Returning home after an afternoon hike in Steep Ravine followed by dinner and sunset photography on Stinson Beach, Mark and I stopped beside the road between Stinson Beach and Muir Beach. The crescent moon was headed down into a cloud bank, and I raced the descent of the moon as I assembled my camera and tripod in the dusk. The photograph shows the tip of the Bolinas peninsula and Duxbury Reef gleaming in the moonlight.

[200mm, 300mm in 35mm equivalent terms, 13 seconds at f/5.6 and ISO 100, tripod mounted.]

Still Standing

I photographed this arch looking down a cliff on the western side of the Tomales Point peninsula on Point Reyes. Like Adamant, I combined two exposures to fully capture the surf and rock, and to create an effect that’s almost as though the rocks are peaks in a roiling sky.

[50mm, 75mm in 35mm equivalent terms, 3.6 seconds and 8 seconds, both exposures at f/32 and ISO 100, tripod mounted.]

Adamant

Adamant. Indomitable. This rock stands, no matter how the surf pounds. It stands on the Pacific side of Tomales Point in Point Reyes National Seashore.

My thought in making this image was to use a long time exposure to turn the surf crashing on the rock soft, white, and wispy, while rendering the rock itself solid and delineated. I used two exposures, one at ten seconds for the rock and one at twenty seconds for the water, and sandwiched the exposures together in Photoshop as layers.

[170mm, 255mm in 35mm equivalent terms, 10 seconds and 20 seconds, both exposures at f/18 and ISO 100, tripod mounted.]

Lee Shore

Mark and I hiked again on the Tomales Point Trail on Point Reyes. We watched sunset from a ledge high out over the Pacific, and I took this photo looking back towards the Tomales peninsula.

This time I concentrated on closer-in views of the water against the rocks and cliffs, captured via long exposures.

[200mm, 300mm in 35mm equivalence terms, 30 seconds at f/8 and ISO 100, tripod mounted.]

Cloud Catcher
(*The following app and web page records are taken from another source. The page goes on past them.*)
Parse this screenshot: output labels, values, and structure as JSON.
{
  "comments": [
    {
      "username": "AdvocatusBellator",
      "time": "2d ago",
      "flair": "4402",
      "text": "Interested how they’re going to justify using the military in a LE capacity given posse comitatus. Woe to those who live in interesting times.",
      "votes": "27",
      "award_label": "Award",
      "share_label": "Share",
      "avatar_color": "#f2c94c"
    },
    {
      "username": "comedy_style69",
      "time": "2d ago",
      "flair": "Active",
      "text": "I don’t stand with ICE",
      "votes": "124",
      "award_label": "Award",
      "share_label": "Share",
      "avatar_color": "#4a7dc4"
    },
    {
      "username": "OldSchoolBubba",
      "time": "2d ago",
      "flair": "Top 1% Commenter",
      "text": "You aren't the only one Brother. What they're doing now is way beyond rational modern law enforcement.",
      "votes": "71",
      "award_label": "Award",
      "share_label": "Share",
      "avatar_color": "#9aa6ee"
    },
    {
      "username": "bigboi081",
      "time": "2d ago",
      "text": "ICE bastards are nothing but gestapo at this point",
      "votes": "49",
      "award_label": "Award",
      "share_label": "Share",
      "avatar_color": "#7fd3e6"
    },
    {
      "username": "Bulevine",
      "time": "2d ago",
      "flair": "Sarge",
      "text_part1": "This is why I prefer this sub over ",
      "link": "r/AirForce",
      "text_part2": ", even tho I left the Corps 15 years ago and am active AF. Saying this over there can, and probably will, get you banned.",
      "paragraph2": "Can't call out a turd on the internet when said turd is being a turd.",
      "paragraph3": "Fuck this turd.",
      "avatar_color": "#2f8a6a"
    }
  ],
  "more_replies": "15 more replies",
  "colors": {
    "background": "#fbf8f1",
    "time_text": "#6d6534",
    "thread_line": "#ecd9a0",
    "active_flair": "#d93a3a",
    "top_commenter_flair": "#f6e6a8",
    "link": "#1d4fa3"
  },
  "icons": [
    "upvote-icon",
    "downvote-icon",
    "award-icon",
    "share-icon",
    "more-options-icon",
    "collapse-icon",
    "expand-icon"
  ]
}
We hadn’t been to the Albany Waterfront Trail for a while, so Julian and I went exploring. This area was a landfill and dump until it was made into a park. Artists came along and did their transformative thing. Now the bushes are growing back and the trash as well as the art is partly hidden. Julian and I thought this sculpture looked like she was catching clouds.